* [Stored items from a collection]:
# # # # #

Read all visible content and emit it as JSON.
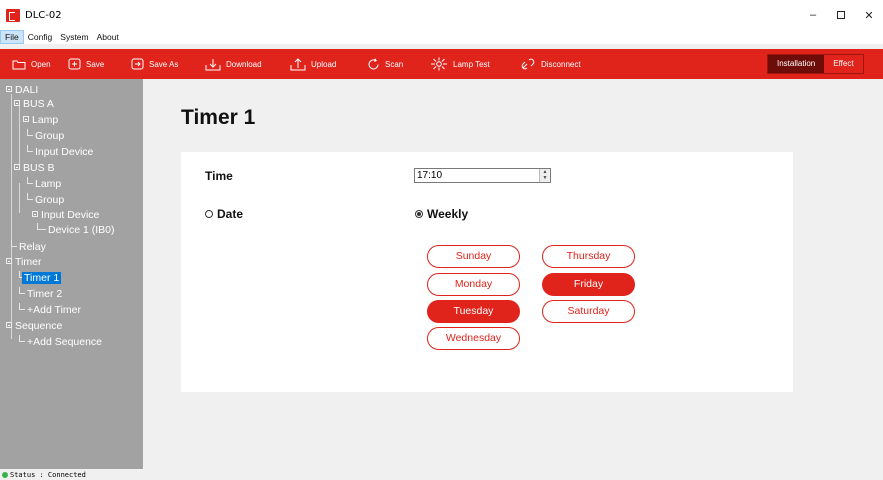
{
  "window": {
    "title": "DLC-02",
    "minimize": "–",
    "close": "✕"
  },
  "menu": [
    "File",
    "Config",
    "System",
    "About"
  ],
  "toolbar": {
    "open": "Open",
    "save": "Save",
    "save_as": "Save As",
    "download": "Download",
    "upload": "Upload",
    "scan": "Scan",
    "lamp_test": "Lamp Test",
    "disconnect": "Disconnect",
    "mode_tabs": [
      {
        "label": "Installation",
        "active": true
      },
      {
        "label": "Effect",
        "active": false
      }
    ]
  },
  "tree": {
    "dali": "DALI",
    "bus_a": "BUS A",
    "bus_a_lamp": "Lamp",
    "bus_a_group": "Group",
    "bus_a_input": "Input Device",
    "bus_b": "BUS B",
    "bus_b_lamp": "Lamp",
    "bus_b_group": "Group",
    "bus_b_input": "Input Device",
    "device_1": "Device 1 (IB0)",
    "relay": "Relay",
    "timer": "Timer",
    "timer_1": "Timer 1",
    "timer_2": "Timer 2",
    "add_timer": "+Add Timer",
    "sequence": "Sequence",
    "add_sequence": "+Add Sequence",
    "selected": "Timer 1"
  },
  "main": {
    "title": "Timer 1",
    "time_label": "Time",
    "time_value": "17:10",
    "date_label": "Date",
    "weekly_label": "Weekly",
    "mode_selected": "Weekly",
    "days": [
      {
        "label": "Sunday",
        "selected": false
      },
      {
        "label": "Monday",
        "selected": false
      },
      {
        "label": "Tuesday",
        "selected": true
      },
      {
        "label": "Wednesday",
        "selected": false
      },
      {
        "label": "Thursday",
        "selected": false
      },
      {
        "label": "Friday",
        "selected": true
      },
      {
        "label": "Saturday",
        "selected": false
      }
    ]
  },
  "status": {
    "text": "Status : Connected",
    "color": "#37b24d"
  },
  "colors": {
    "accent": "#e0231b",
    "sidebar": "#a2a2a2",
    "selection": "#0078d7"
  }
}
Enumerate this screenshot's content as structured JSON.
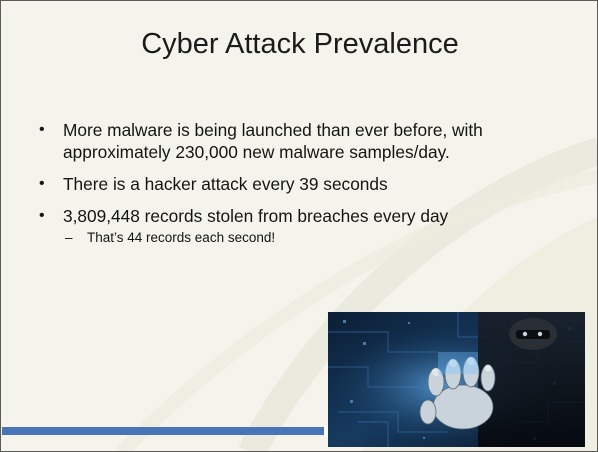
{
  "slide": {
    "title": "Cyber Attack Prevalence",
    "bullets": [
      "More malware is being launched than ever before, with approximately 230,000 new malware samples/day.",
      "There is a hacker attack every 39 seconds",
      "3,809,448 records stolen from breaches every day"
    ],
    "sub_bullet": "That’s 44 records each second!",
    "bullet_symbol": "•",
    "sub_bullet_symbol": "–"
  },
  "colors": {
    "background": "#f4f4ec",
    "footer_bar": "#4a74b8",
    "image_accent": "#2a6fbf"
  },
  "image": {
    "icon": "hacker-hand-icon"
  }
}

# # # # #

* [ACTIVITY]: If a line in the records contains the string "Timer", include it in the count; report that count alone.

* [ANSWER]: 6